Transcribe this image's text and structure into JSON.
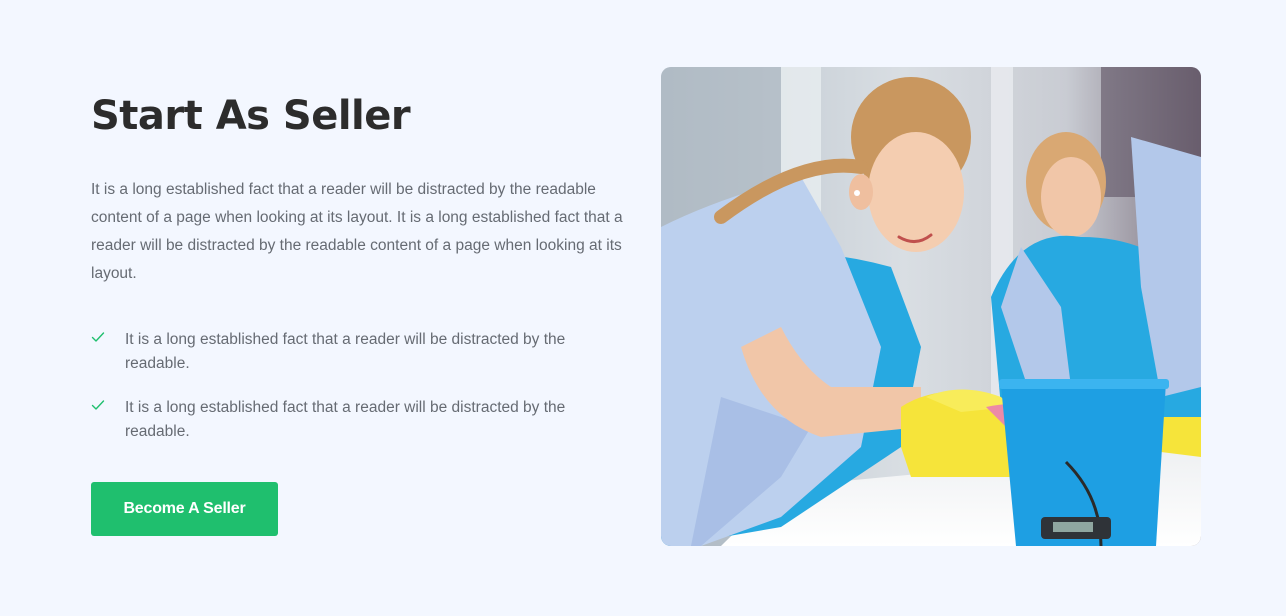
{
  "section": {
    "title": "Start As Seller",
    "description": "It is a long established fact that a reader will be distracted by the readable content of a page when looking at its layout. It is a long established fact that a reader will be distracted by the readable content of a page when looking at its layout.",
    "bullets": [
      {
        "text": "It is a long established fact that a reader will be distracted by the readable."
      },
      {
        "text": "It is a long established fact that a reader will be distracted by the readable."
      }
    ],
    "cta_label": "Become A Seller"
  },
  "image": {
    "subject": "cleaning-workers-photo"
  },
  "colors": {
    "background": "#f3f7ff",
    "accent": "#1fbf6e",
    "heading": "#2c2c2c",
    "body_text": "#666b73",
    "check": "#1fbf6e"
  }
}
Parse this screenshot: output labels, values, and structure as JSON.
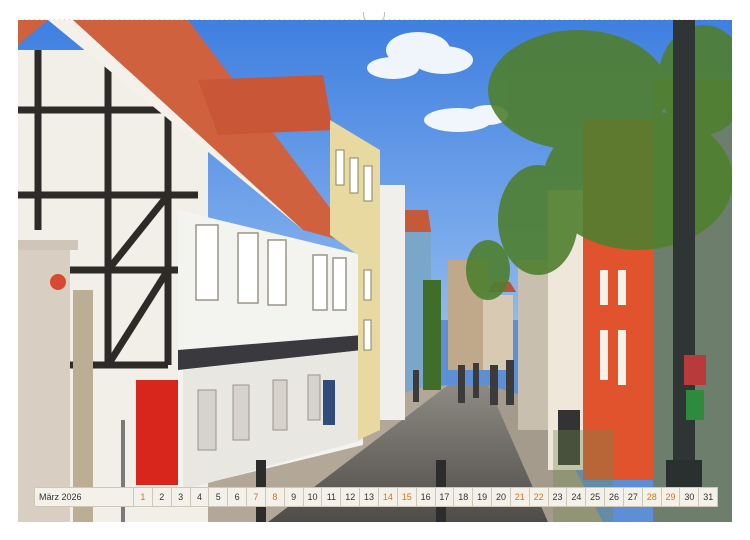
{
  "calendar": {
    "month": "März",
    "year": "2026",
    "weekend_color": "#d4731b",
    "days": [
      {
        "n": "1",
        "we": true
      },
      {
        "n": "2",
        "we": false
      },
      {
        "n": "3",
        "we": false
      },
      {
        "n": "4",
        "we": false
      },
      {
        "n": "5",
        "we": false
      },
      {
        "n": "6",
        "we": false
      },
      {
        "n": "7",
        "we": true
      },
      {
        "n": "8",
        "we": true
      },
      {
        "n": "9",
        "we": false
      },
      {
        "n": "10",
        "we": false
      },
      {
        "n": "11",
        "we": false
      },
      {
        "n": "12",
        "we": false
      },
      {
        "n": "13",
        "we": false
      },
      {
        "n": "14",
        "we": true
      },
      {
        "n": "15",
        "we": true
      },
      {
        "n": "16",
        "we": false
      },
      {
        "n": "17",
        "we": false
      },
      {
        "n": "18",
        "we": false
      },
      {
        "n": "19",
        "we": false
      },
      {
        "n": "20",
        "we": false
      },
      {
        "n": "21",
        "we": true
      },
      {
        "n": "22",
        "we": true
      },
      {
        "n": "23",
        "we": false
      },
      {
        "n": "24",
        "we": false
      },
      {
        "n": "25",
        "we": false
      },
      {
        "n": "26",
        "we": false
      },
      {
        "n": "27",
        "we": false
      },
      {
        "n": "28",
        "we": true
      },
      {
        "n": "29",
        "we": true
      },
      {
        "n": "30",
        "we": false
      },
      {
        "n": "31",
        "we": false
      }
    ]
  },
  "photo": {
    "sky_color": "#5c8fd6",
    "roof_color": "#d0613e",
    "facade_red": "#e0532d",
    "door_red": "#d8261c"
  }
}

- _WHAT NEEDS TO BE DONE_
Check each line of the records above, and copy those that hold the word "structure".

- _REPLY TO THE EXERCISE_
Transcribe this image's text and structure into JSON.
Parse this screenshot: output labels, values, and structure as JSON.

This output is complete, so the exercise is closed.